Budget Wars: The Sequel (UPDATED)

The ongoing budget battle is apparently not one which shall be won in a single, massive assault, but rather in a series of week long skirmishes. (These are known to veteran congressional warfare analysts as Continuing Resolutions.) The first bone of contention comes in the form of the raw number of dollars being spent by Washington, and each side has their own take on it.

The Democrats clearly realize that a majority of Americans are worried about massive federal spending, deficits, and the national debt. Their plan thus far has been to ask the voters not to worry so much.
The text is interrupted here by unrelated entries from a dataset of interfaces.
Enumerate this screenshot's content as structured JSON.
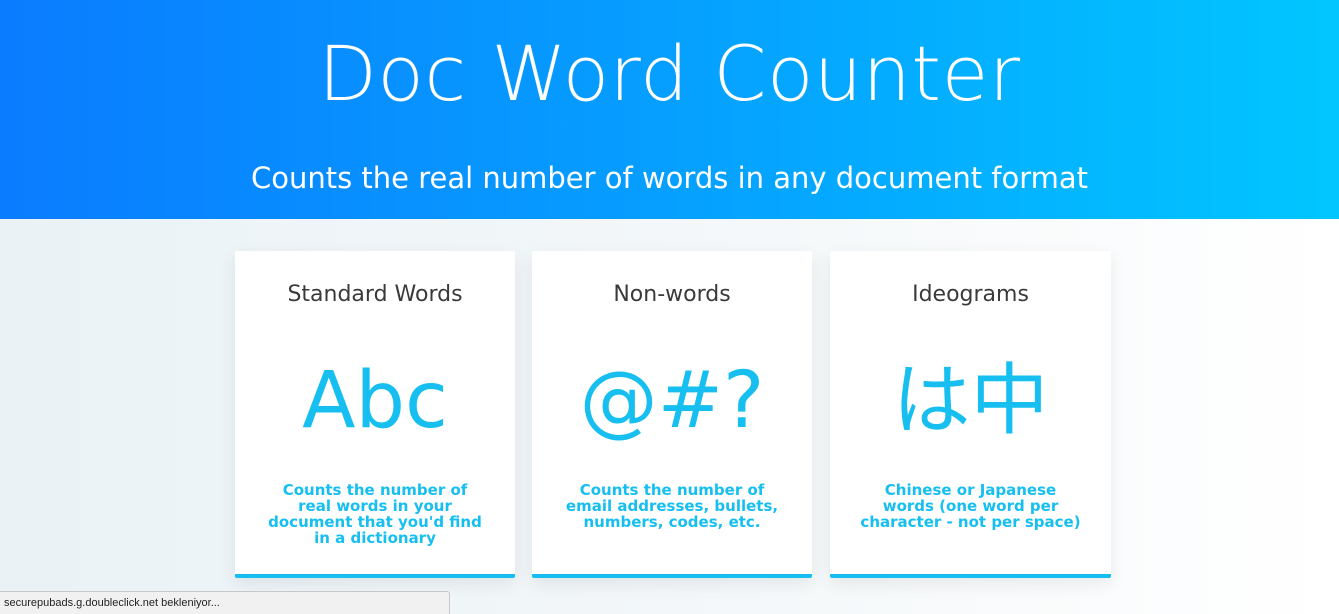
{
  "hero": {
    "title": "Doc Word Counter",
    "subtitle": "Counts the real number of words in any document format"
  },
  "cards": [
    {
      "title": "Standard Words",
      "glyph": "Abc",
      "description": "Counts the number of real words in your document that you'd find in a dictionary"
    },
    {
      "title": "Non-words",
      "glyph": "@#?",
      "description": "Counts the number of email addresses, bullets, numbers, codes, etc."
    },
    {
      "title": "Ideograms",
      "glyph": "は中",
      "description": "Chinese or Japanese words (one word per character - not per space)"
    }
  ],
  "status_bar": {
    "text": "securepubads.g.doubleclick.net bekleniyor..."
  },
  "colors": {
    "hero_gradient_start": "#0a7cff",
    "hero_gradient_end": "#01c6ff",
    "accent": "#16bff0",
    "card_title": "#3a3a3a"
  }
}
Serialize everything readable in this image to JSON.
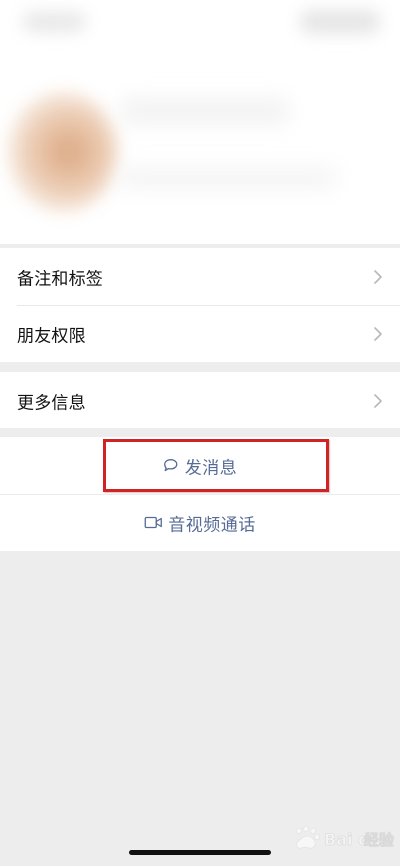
{
  "list": {
    "items": [
      {
        "label": "备注和标签"
      },
      {
        "label": "朋友权限"
      },
      {
        "label": "更多信息"
      }
    ]
  },
  "actions": {
    "message": {
      "label": "发消息",
      "icon": "chat-bubble-icon"
    },
    "call": {
      "label": "音视频通话",
      "icon": "video-camera-icon"
    }
  },
  "watermark": {
    "text": "Baidu经验"
  },
  "colors": {
    "page_background": "#ededed",
    "card_background": "#ffffff",
    "action_text": "#566b95",
    "highlight": "#d02424",
    "chevron": "#b8b8b8"
  }
}
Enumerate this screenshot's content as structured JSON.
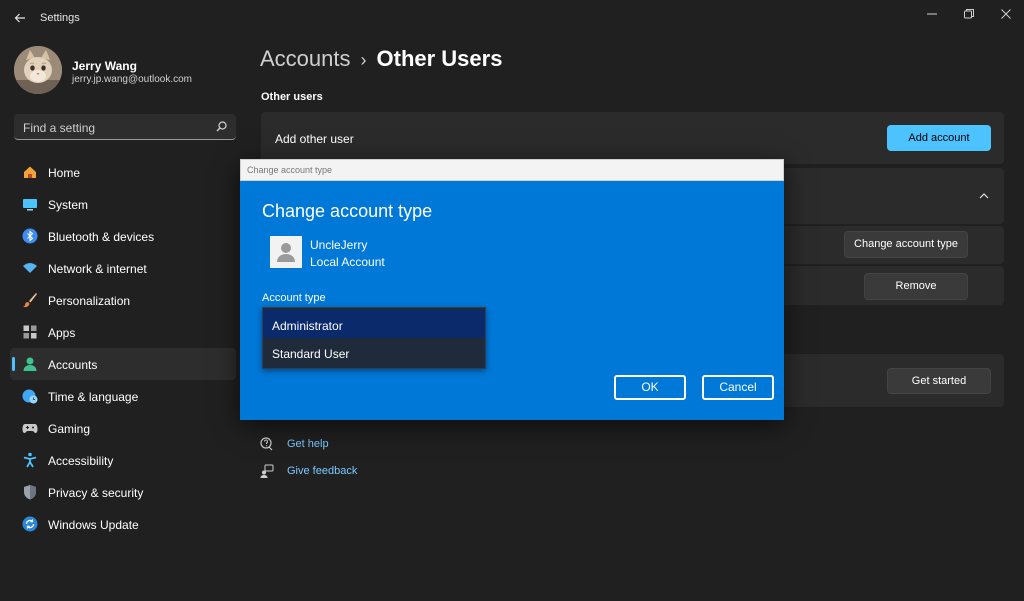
{
  "window": {
    "title": "Settings"
  },
  "profile": {
    "name": "Jerry Wang",
    "email": "jerry.jp.wang@outlook.com"
  },
  "search": {
    "placeholder": "Find a setting"
  },
  "sidebar": {
    "items": [
      {
        "label": "Home",
        "icon": "home-icon",
        "color": "#e8a23a"
      },
      {
        "label": "System",
        "icon": "system-icon",
        "color": "#4cc2ff"
      },
      {
        "label": "Bluetooth & devices",
        "icon": "bluetooth-icon",
        "color": "#3b8df5"
      },
      {
        "label": "Network & internet",
        "icon": "wifi-icon",
        "color": "#58b4f0"
      },
      {
        "label": "Personalization",
        "icon": "brush-icon",
        "color": "#e89b5a"
      },
      {
        "label": "Apps",
        "icon": "apps-icon",
        "color": "#c8c8c8"
      },
      {
        "label": "Accounts",
        "icon": "person-icon",
        "color": "#3ec28f"
      },
      {
        "label": "Time & language",
        "icon": "globe-clock-icon",
        "color": "#3fa9f5"
      },
      {
        "label": "Gaming",
        "icon": "controller-icon",
        "color": "#c8c8c8"
      },
      {
        "label": "Accessibility",
        "icon": "accessibility-icon",
        "color": "#4cc2ff"
      },
      {
        "label": "Privacy & security",
        "icon": "shield-icon",
        "color": "#9aa3ad"
      },
      {
        "label": "Windows Update",
        "icon": "update-icon",
        "color": "#2b88d8"
      }
    ],
    "active_index": 6
  },
  "main": {
    "breadcrumb_parent": "Accounts",
    "breadcrumb_sep": "›",
    "breadcrumb_current": "Other Users",
    "section_title": "Other users",
    "add_other_user_label": "Add other user",
    "add_account_button": "Add account",
    "change_account_type_button": "Change account type",
    "remove_button": "Remove",
    "get_started_button": "Get started",
    "get_help": "Get help",
    "give_feedback": "Give feedback"
  },
  "dialog": {
    "title": "Change account type",
    "heading": "Change account type",
    "user_name": "UncleJerry",
    "user_type": "Local Account",
    "field_label": "Account type",
    "options": [
      "Administrator",
      "Standard User"
    ],
    "selected_option": "Administrator",
    "ok_button": "OK",
    "cancel_button": "Cancel"
  },
  "colors": {
    "background": "#202020",
    "card": "#2b2b2b",
    "accent": "#4cc2ff",
    "dialog_blue": "#0078d7"
  }
}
It’s a bold strategy, and one which has served them well in the past. Much like that dog from the movie UP, progressive forces in Congress have traditionally been able to get voters to look away from the squirrel by either dangling a shiny object in front of them -- such as a national health care plan -- or by summoning up a Threat to Everything We Hold Sacred plotted by the evil Republicans.

When it comes to the budget, the bucket of shiny objects has run dry, so it seems we’ll be falling back on Plan Number Two.

For their part, the GOP has been proving a willing foil in this comedy of errors. One of the early thrusts in their attack this year, at least as told by most of the cable news networks, was dire indeed. It seems to have involved having elderly citizens -- my mother, for example -- subsist on a diet of cat food made from radioactive trash fish caught off the coast of Japan, washed down with tap water polluted by strip mining. Normally, of course, this is a plan I could quickly get behind, but there are a couple of things stopping me this year. First, it already costs too much to feed our cats and the increased demand would probably drive the price up further. And second, I still have to sit through dinner with my Mom every Easter, Thanksgiving, and Christmas.

Sadly, even after the two Capitol Hill tribes noticed America becoming frustrated with the lack of progress and drew close to an agreement on precisely how much spending to cut, they discovered yet another way to accomplish nothing. The Republicans determined that they simply couldn’t take yes for an answer unless the cuts included slashing spending on some “social programs” which included items such as funding for Planned Parenthood, National Public Radio and, I believe, retirement homes for salt marsh tit mice in the wetlands surrounding San Francisco Bay.